The Oxford Martin Programme on Inequality and Prosperity, established in 2016 as part of the Oxford Martin School’s research partnership with Citi, is currently at the core of the Employment, Equity and Growth research programme. The research team of Professor Brian Nolan, Dr. Tim Goedemé, Dr. Luis Valenzuela Rivera and Dr. David Weisstanner are investigating the drivers of economic inequality, the ways inequality impacts on growth, prosperity and opportunity, the relationship between increasing income inequality and the concentration of wealth, and policy responses including via the tax and transfer systems for working-age households and investment in human capital while supporting living standards.
A central challenge for 21st. century capitalism is to generate jobs that offer adequate rewards for ordinary workers and underpin a sustainable standard of living. The research is probing the complex relationship between productivity, inequality and living standards. It is seeking policy levers that can promote inclusive growth and solutions that can sustain high employment without having to accept that much of it will be at low wages.
Another stream of the research is focused on the relationship between increasing income inequality and the concentration of wealth at the top, and the growing importance of income from capital. Can wealth and the income arising from it be spread more widely, and what avenues are open to the state to achieve this?
The role of the state in redistribution via taxes and transfers is also critical to growth and prosperity. The research is assessing how best to strengthen the effectiveness of social transfers for working-age households, and align them with labour market institutions (such as minimum wages) to form a coherent strategy to encourage labour market participation and investment in human capital while supporting living standards. It is also focusing on those towards the bottom of the income distribution, and the role of rising inequality towards the bottom and the top in how their real living standards have been evolving.
Companies are affected by many of the potential policy responses to increasing inequality, as they are by the drivers of inequality themselves. The research is investigating what has been happening to the share of total output/income going to capital versus labour, and how this relates to trends in productivity and in the distribution of income among persons and households. It will consider what role companies could or should be expected to play in responding to rising inequality and promoting inclusive growth.

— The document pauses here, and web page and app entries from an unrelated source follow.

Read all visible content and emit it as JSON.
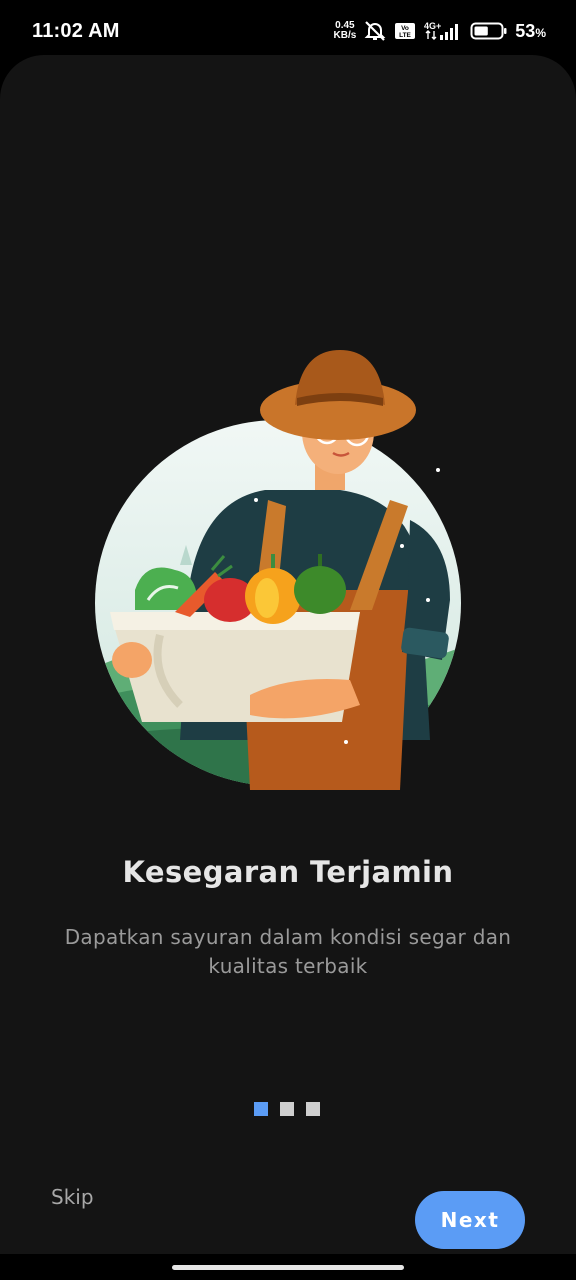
{
  "status_bar": {
    "time": "11:02 AM",
    "net_speed_value": "0.45",
    "net_speed_unit": "KB/s",
    "network_label": "4G+",
    "volte_label": "Vo LTE",
    "battery_percent": "53",
    "battery_symbol": "%",
    "battery_level": 0.53
  },
  "onboarding": {
    "title": "Kesegaran Terjamin",
    "subtitle": "Dapatkan sayuran dalam kondisi segar dan kualitas terbaik",
    "page_indicator": {
      "total": 3,
      "active": 1
    },
    "skip_label": "Skip",
    "next_label": "Next"
  },
  "colors": {
    "background": "#141414",
    "accent": "#5b9cf5",
    "title": "#e6e6e6",
    "subtitle": "#9a9a9a",
    "dot_inactive": "#cfcfcf"
  },
  "icons": [
    "mute-icon",
    "volte-icon",
    "signal-icon",
    "battery-icon",
    "farmer-illustration"
  ]
}
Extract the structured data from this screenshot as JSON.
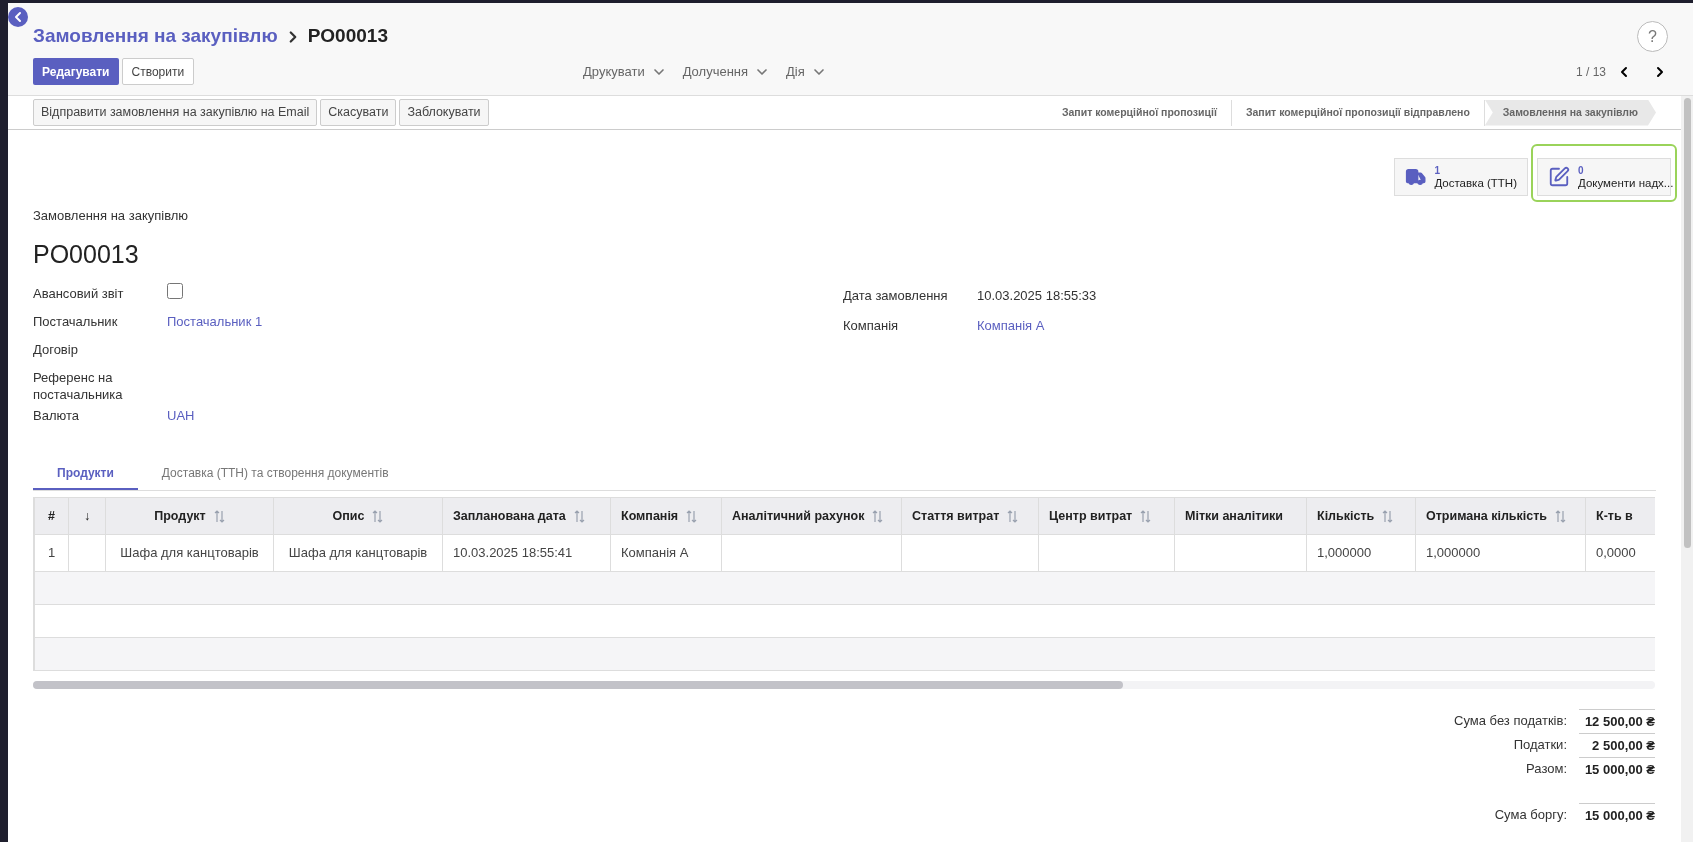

The programme is directly addressing current concerns about rising inequality and its impacts; it aims to yield important insights into the drivers of increasing inequality and its effects, and to identify a coherent set of responses aimed at promoting inclusive growth and prosperity.